Kabuthi, 70, who runs the business with his wife and farms other crops, has not ventured into the retail market but sells the honey to his neighbours and customers referred to him.
After harvesting, he sieves the honey and then packages the produce in 100ml to one litre bottles that go from Sh100 to Sh1,000.
He plans to start making beeswax, candles and other products for extra income.
Kabuthi, who has trained at the National Beekeepers School located in Lenana, Nairobi, says having knowledge in the bees is key to success.
One of his main challenges is parasites that make bees to keep off the hives. “The most annoying are wasps. Beekeepers should constantly inspect their hives to get rid of them and others like ants.”
For quality honey, says Kabuthi, one must have good forage around the farm for the bees to get nectar and a good source of water should be near.
"One should ensure they do not use any chemicals on the farm to protect the insects. We are lucky that our neighbours only grow maize which do not require any form of spraying.”
To avoid adulteration of his honey, he does not sell to third parties but delivers the products to customers personally.
Kabuthi says the planned introduction of a bill to regulate the beekeeping sector is welcome but the regulations should be friendlier to farmers.
"What I like about the proposed bill is the insurance part because an incident can happen on the farm thus one gets compensated.”

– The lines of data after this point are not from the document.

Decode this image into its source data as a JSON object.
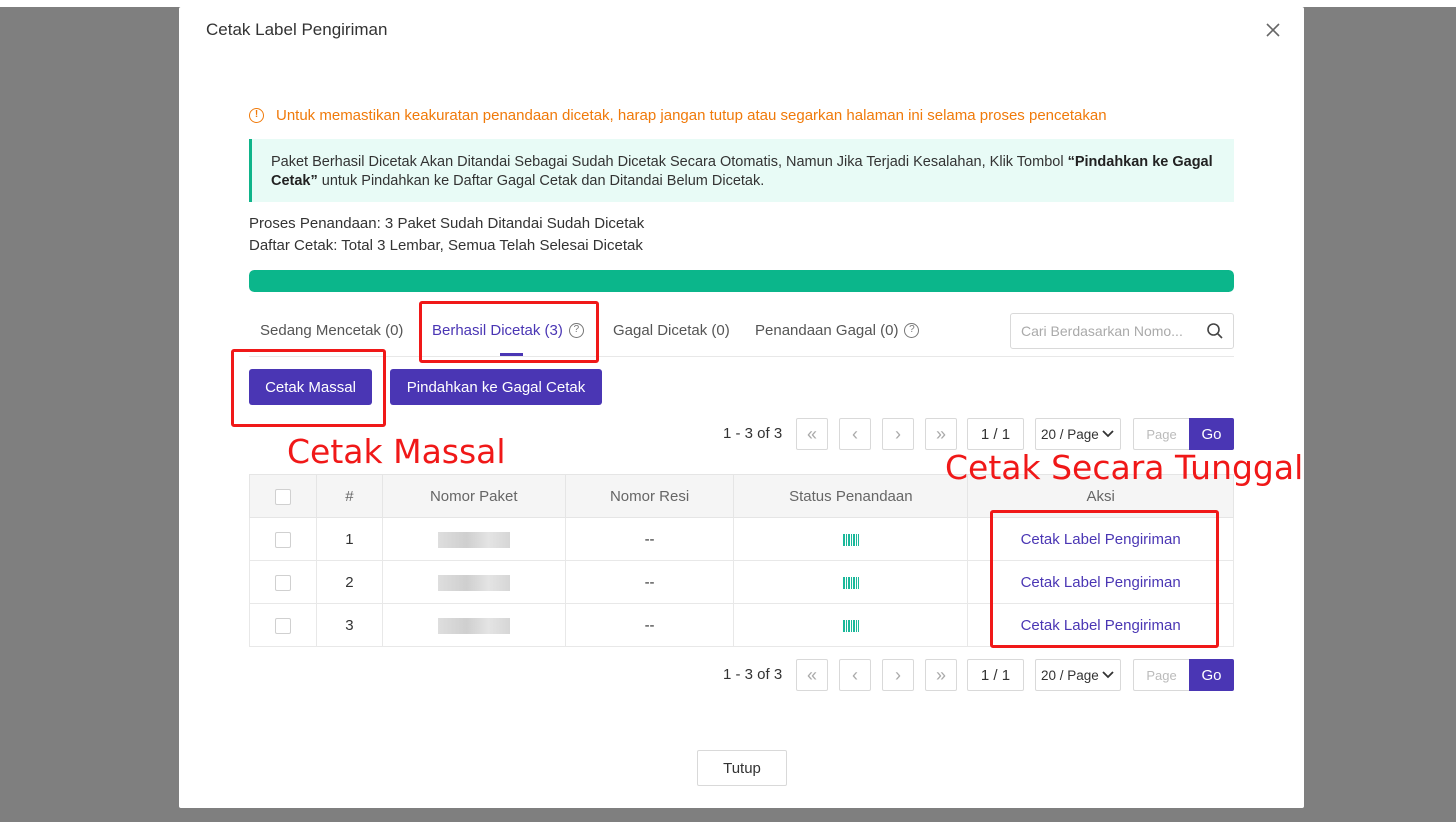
{
  "modal": {
    "title": "Cetak Label Pengiriman",
    "warning": "Untuk memastikan keakuratan penandaan dicetak, harap jangan tutup atau segarkan halaman ini selama proses pencetakan",
    "info_part1": "Paket Berhasil Dicetak Akan Ditandai Sebagai Sudah Dicetak Secara Otomatis, Namun Jika Terjadi Kesalahan, Klik Tombol ",
    "info_bold": "“Pindahkan ke Gagal Cetak”",
    "info_part2": " untuk Pindahkan ke Daftar Gagal Cetak dan Ditandai Belum Dicetak.",
    "status_marking": "Proses Penandaan: 3 Paket Sudah Ditandai Sudah Dicetak",
    "status_print": "Daftar Cetak: Total 3 Lembar, Semua Telah Selesai Dicetak",
    "progress_fraction": 1.0,
    "close_label": "Tutup"
  },
  "tabs": [
    {
      "label": "Sedang Mencetak (0)"
    },
    {
      "label": "Berhasil Dicetak (3)"
    },
    {
      "label": "Gagal Dicetak (0)"
    },
    {
      "label": "Penandaan Gagal (0)"
    }
  ],
  "search": {
    "placeholder": "Cari Berdasarkan Nomo..."
  },
  "actions": {
    "bulk_print": "Cetak Massal",
    "move_to_failed": "Pindahkan ke Gagal Cetak"
  },
  "pagination": {
    "count": "1 - 3 of 3",
    "page_info": "1 / 1",
    "per_page": "20 / Page",
    "page_placeholder": "Page",
    "go": "Go"
  },
  "table": {
    "headers": [
      "#",
      "Nomor Paket",
      "Nomor Resi",
      "Status Penandaan",
      "Aksi"
    ],
    "rows": [
      {
        "no": "1",
        "resi": "--",
        "action": "Cetak Label Pengiriman"
      },
      {
        "no": "2",
        "resi": "--",
        "action": "Cetak Label Pengiriman"
      },
      {
        "no": "3",
        "resi": "--",
        "action": "Cetak Label Pengiriman"
      }
    ]
  },
  "annotations": {
    "bulk": "Cetak Massal",
    "single": "Cetak Secara Tunggal"
  },
  "colors": {
    "primary": "#4a36b4",
    "success": "#0bb68b",
    "warning": "#f07a0a",
    "annotation": "#f01818"
  }
}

Joel Masobo, a bee specialist from Egerton University, says to start beekeeping, a farmer should conduct a survey that will inform him on where the beekeeping should be done.
This includes doing floral mapping to check the availability of flowers for nectar production. Second, a farmer should consider security.
“Bees are dangerous and the hives should be kept not less than 100 metre radius from the main road, domestic animals and human beings,” he says.
He further stated that farmers should consider water resources as the bees need natural water either from a stream or tap to cool off the hive and dilute the honey. Thus there must be a constant supply of water.